___ DATASET CONTENT ___

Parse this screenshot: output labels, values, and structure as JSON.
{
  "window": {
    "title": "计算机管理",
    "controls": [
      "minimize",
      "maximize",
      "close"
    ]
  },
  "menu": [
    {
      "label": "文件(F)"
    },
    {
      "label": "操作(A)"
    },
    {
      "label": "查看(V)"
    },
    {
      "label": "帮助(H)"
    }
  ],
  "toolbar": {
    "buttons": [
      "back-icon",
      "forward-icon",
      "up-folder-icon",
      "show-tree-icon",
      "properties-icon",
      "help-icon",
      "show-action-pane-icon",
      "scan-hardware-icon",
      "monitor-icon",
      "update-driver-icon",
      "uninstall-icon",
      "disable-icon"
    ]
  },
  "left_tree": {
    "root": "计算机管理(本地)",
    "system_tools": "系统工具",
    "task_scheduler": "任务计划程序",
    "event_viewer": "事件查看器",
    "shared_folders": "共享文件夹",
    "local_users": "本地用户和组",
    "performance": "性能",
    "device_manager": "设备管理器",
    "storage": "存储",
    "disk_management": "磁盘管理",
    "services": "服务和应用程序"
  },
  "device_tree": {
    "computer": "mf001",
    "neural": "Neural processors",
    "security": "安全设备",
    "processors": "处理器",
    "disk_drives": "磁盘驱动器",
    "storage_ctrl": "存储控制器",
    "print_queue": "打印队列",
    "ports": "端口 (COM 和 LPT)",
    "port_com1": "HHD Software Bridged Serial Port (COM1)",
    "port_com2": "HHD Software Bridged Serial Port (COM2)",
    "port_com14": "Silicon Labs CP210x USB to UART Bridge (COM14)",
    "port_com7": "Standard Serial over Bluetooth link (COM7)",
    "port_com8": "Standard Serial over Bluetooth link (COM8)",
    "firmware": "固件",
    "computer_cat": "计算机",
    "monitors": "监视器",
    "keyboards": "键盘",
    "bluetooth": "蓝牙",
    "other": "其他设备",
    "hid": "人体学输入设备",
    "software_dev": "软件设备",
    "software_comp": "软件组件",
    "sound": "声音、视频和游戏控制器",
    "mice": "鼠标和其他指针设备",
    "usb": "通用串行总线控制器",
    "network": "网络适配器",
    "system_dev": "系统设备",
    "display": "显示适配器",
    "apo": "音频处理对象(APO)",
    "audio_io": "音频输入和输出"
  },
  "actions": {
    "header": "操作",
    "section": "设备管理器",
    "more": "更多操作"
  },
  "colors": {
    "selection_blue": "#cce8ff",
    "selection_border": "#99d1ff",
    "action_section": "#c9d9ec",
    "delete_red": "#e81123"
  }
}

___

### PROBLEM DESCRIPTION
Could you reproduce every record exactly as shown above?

### FINISHED EXERCISE
Parse this screenshot: output labels, values, and structure as JSON.
{
  "window": {
    "title": "计算机管理",
    "controls": [
      "minimize",
      "maximize",
      "close"
    ]
  },
  "menu": [
    {
      "label": "文件(F)"
    },
    {
      "label": "操作(A)"
    },
    {
      "label": "查看(V)"
    },
    {
      "label": "帮助(H)"
    }
  ],
  "toolbar": {
    "buttons": [
      "back-icon",
      "forward-icon",
      "up-folder-icon",
      "show-tree-icon",
      "properties-icon",
      "help-icon",
      "show-action-pane-icon",
      "scan-hardware-icon",
      "monitor-icon",
      "update-driver-icon",
      "uninstall-icon",
      "disable-icon"
    ]
  },
  "left_tree": {
    "root": "计算机管理(本地)",
    "system_tools": "系统工具",
    "task_scheduler": "任务计划程序",
    "event_viewer": "事件查看器",
    "shared_folders": "共享文件夹",
    "local_users": "本地用户和组",
    "performance": "性能",
    "device_manager": "设备管理器",
    "storage": "存储",
    "disk_management": "磁盘管理",
    "services": "服务和应用程序"
  },
  "device_tree": {
    "computer": "mf001",
    "neural": "Neural processors",
    "security": "安全设备",
    "processors": "处理器",
    "disk_drives": "磁盘驱动器",
    "storage_ctrl": "存储控制器",
    "print_queue": "打印队列",
    "ports": "端口 (COM 和 LPT)",
    "port_com1": "HHD Software Bridged Serial Port (COM1)",
    "port_com2": "HHD Software Bridged Serial Port (COM2)",
    "port_com14": "Silicon Labs CP210x USB to UART Bridge (COM14)",
    "port_com7": "Standard Serial over Bluetooth link (COM7)",
    "port_com8": "Standard Serial over Bluetooth link (COM8)",
    "firmware": "固件",
    "computer_cat": "计算机",
    "monitors": "监视器",
    "keyboards": "键盘",
    "bluetooth": "蓝牙",
    "other": "其他设备",
    "hid": "人体学输入设备",
    "software_dev": "软件设备",
    "software_comp": "软件组件",
    "sound": "声音、视频和游戏控制器",
    "mice": "鼠标和其他指针设备",
    "usb": "通用串行总线控制器",
    "network": "网络适配器",
    "system_dev": "系统设备",
    "display": "显示适配器",
    "apo": "音频处理对象(APO)",
    "audio_io": "音频输入和输出"
  },
  "actions": {
    "header": "操作",
    "section": "设备管理器",
    "more": "更多操作"
  },
  "colors": {
    "selection_blue": "#cce8ff",
    "selection_border": "#99d1ff",
    "action_section": "#c9d9ec",
    "delete_red": "#e81123"
  }
}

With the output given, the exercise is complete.